**** Material provided ****
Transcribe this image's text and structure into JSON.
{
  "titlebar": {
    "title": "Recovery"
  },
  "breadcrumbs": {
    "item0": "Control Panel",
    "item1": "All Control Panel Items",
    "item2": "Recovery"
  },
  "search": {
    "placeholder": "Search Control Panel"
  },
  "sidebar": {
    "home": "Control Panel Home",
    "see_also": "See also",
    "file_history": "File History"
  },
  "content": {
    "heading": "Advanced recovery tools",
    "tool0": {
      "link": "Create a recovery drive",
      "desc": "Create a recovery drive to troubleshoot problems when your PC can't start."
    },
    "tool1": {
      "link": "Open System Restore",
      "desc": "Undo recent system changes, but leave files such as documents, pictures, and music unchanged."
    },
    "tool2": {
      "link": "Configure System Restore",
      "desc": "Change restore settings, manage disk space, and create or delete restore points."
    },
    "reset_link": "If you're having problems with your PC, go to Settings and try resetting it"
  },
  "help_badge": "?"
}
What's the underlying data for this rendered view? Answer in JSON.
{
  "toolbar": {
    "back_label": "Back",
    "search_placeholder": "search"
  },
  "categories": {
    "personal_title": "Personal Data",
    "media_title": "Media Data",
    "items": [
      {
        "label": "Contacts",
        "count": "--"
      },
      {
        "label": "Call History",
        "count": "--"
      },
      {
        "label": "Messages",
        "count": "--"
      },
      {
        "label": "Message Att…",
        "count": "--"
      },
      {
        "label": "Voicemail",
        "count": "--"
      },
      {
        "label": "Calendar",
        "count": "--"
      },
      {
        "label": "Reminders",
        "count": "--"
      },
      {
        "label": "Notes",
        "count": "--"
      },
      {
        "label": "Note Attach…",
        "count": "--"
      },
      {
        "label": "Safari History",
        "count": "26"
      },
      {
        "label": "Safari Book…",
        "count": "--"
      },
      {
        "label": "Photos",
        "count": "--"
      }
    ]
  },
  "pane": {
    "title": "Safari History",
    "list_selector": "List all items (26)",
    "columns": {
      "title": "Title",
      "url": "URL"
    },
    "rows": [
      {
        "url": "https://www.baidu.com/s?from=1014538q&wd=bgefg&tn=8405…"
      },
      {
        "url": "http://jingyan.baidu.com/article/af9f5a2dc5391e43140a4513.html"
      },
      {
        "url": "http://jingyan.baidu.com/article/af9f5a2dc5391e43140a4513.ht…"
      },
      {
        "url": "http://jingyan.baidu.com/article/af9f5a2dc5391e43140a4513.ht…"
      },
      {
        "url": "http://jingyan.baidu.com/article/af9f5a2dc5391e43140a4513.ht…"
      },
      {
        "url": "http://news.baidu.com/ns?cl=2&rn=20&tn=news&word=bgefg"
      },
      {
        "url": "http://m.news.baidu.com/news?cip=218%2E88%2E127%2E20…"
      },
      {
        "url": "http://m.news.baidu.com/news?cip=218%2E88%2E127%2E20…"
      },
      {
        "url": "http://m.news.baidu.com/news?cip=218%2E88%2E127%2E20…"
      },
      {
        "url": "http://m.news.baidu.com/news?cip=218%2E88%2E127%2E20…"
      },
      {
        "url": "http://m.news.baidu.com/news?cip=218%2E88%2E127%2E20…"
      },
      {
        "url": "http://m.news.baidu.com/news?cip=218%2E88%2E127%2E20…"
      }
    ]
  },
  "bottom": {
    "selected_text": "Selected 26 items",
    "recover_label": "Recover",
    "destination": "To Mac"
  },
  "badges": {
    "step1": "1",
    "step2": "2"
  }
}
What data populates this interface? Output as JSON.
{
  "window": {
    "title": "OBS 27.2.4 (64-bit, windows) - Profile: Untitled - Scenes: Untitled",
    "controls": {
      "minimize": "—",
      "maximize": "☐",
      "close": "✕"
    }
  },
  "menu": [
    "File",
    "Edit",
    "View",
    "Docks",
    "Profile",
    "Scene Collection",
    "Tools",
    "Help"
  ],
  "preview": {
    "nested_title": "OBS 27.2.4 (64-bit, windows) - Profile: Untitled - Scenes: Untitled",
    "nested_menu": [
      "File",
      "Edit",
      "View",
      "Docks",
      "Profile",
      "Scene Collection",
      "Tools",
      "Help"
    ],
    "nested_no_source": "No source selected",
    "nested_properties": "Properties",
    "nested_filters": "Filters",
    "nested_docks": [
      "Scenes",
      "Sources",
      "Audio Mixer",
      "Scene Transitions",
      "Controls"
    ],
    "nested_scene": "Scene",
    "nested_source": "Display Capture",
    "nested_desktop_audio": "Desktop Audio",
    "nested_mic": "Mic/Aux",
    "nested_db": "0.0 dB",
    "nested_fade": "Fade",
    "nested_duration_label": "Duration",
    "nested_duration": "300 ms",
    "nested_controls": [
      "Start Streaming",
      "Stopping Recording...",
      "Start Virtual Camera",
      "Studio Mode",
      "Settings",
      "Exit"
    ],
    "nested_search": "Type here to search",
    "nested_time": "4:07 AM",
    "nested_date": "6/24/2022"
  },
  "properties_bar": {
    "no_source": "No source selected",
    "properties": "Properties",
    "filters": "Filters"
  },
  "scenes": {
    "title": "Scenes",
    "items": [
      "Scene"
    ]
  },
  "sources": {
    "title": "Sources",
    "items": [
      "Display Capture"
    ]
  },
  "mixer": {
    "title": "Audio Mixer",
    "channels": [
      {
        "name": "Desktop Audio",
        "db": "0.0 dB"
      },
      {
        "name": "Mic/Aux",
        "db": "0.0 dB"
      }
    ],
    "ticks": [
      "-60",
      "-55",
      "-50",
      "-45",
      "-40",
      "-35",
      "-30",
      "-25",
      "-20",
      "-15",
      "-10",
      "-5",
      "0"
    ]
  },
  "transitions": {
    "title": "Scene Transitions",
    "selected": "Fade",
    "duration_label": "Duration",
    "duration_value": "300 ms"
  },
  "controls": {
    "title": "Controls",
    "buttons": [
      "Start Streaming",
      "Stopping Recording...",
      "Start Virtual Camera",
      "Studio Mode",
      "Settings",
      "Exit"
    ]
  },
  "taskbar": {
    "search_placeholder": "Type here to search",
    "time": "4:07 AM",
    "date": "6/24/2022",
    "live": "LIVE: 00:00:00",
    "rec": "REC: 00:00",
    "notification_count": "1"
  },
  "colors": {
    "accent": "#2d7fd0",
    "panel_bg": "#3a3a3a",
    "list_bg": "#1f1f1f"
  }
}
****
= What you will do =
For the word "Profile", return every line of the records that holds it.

= Result of this exercise =
    "title": "OBS 27.2.4 (64-bit, windows) - Profile: Untitled - Scenes: Untitled",
    "Profile",
    "nested_title": "OBS 27.2.4 (64-bit, windows) - Profile: Untitled - Scenes: Untitled",
      "Profile",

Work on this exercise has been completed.